If this is an era just begging to be parodied, then Armstrong and Miller are just the pair to do it. Miller, who has been Armstrong's comedy partner since they first crossed paths at Cambridge almost two decades ago, confirms that, "This plays to our strengths. It is slap bang in the middle of our comfort zone. The Edwardians are a great untapped comic area. It was like an endless summer's afternoon, a time when everything was perfect in Britain. There was nothing finer than being an English gentleman of leisure in 1908."

Armstrong and Miller mine the rich comic potential of the relationship between Felix and Murdo. Armstrong explains that, "Felix and Murdo are old pals from university. There's a touch of Charles Ryder and Sebastian Flyte about them." The show goes against the modern trend for "cruel-com". Miller, 45, comments that, "Bizarrely for comedy characters, Felix and Murdo are very happy and contented."

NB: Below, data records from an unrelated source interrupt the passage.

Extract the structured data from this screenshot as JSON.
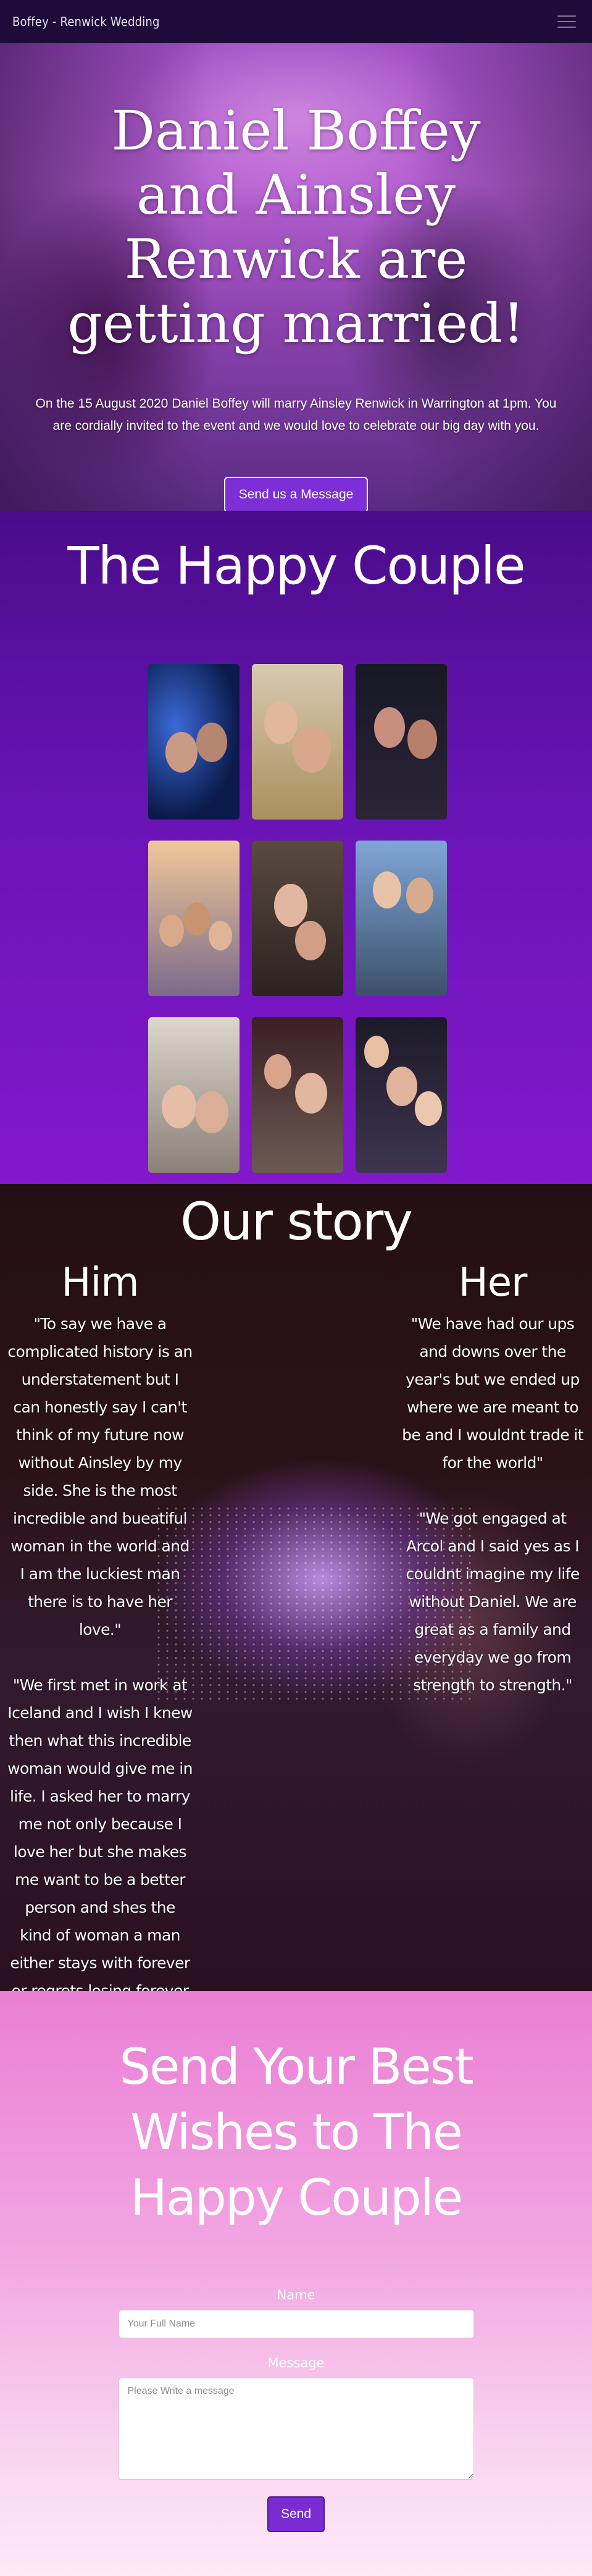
{
  "nav": {
    "brand": "Boffey - Renwick Wedding",
    "menu_icon": "hamburger-menu-icon"
  },
  "hero": {
    "title": "Daniel Boffey and Ainsley Renwick are getting married!",
    "lead": "On the 15 August 2020 Daniel Boffey will marry Ainsley Renwick in Warrington at 1pm. You are cordially invited to the event and we would love to celebrate our big day with you.",
    "button": "Send us a Message"
  },
  "couple": {
    "title": "The Happy Couple",
    "photo_count": 9
  },
  "story": {
    "title": "Our story",
    "him": {
      "heading": "Him",
      "p1": "\"To say we have a complicated history is an understatement but I can honestly say I can't think of my future now without Ainsley by my side. She is the most incredible and bueatiful woman in the world and I am the luckiest man there is to have her love.\"",
      "p2": "\"We first met in work at Iceland and I wish I knew then what this incredible woman would give me in life. I asked her to marry me not only because I love her but she makes me want to be a better person and shes the kind of woman a man either stays with forever or regrets losing forever and I wont be the latter\""
    },
    "her": {
      "heading": "Her",
      "p1": "\"We have had our ups and downs over the year's but we ended up where we are meant to be and I wouldnt trade it for the world\"",
      "p2": "\"We got engaged at Arcol and I said yes as I couldnt imagine my life without Daniel. We are great as a family and everyday we go from strength to strength.\""
    }
  },
  "wishes": {
    "title": "Send Your Best Wishes to The Happy Couple",
    "name_label": "Name",
    "name_placeholder": "Your Full Name",
    "message_label": "Message",
    "message_placeholder": "Please Write a message",
    "send": "Send"
  },
  "colors": {
    "nav_bg": "#1f0b3a",
    "couple_bg": "#6914b6",
    "button": "#7a2bd2",
    "wishes_bg": "#f2a6e2"
  }
}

The other fertile comic ground in Felix and Murdo is the 1908 London Olympics. Miller observes that, "There are some parallels between then and now. There is a joke that the newspapers are complaining that, 'The cost of the Olympics has soared to 12 guineas'."

Armstrong and Miller are among our finest comedy double acts. Perhaps one of the reasons they work so well together is that they do not live in each other's pockets. As well as starring in dramas such as Micro Men and Mutual Friends, Armstrong has carved out a second career as a presenter of game shows such as Have I Got News For You, Pointless and Epic Win.

Miller, meanwhile, has just directed his first feature film, Huge, and is currently winning good reviews as one of the cast in the West End production of The Ladykillers. In the past, he has starred in TV dramas such as Primeval, Moving Wallpaper, and recently in BBC1's Death in Paradise.

Finally, the duo conclude that the characters of best friends Felix and Murdo are a very good match for their pre-existing comic personae. Armstrong muses that, "Felix and Murdo play on the great relationship that Ben and I have. After knowing each other slightly too well for the past 18 years, we have a terrific shorthand and a great chemistry."

'Felix and Murdo' is on Wednesday at 10.35pm on Channel 4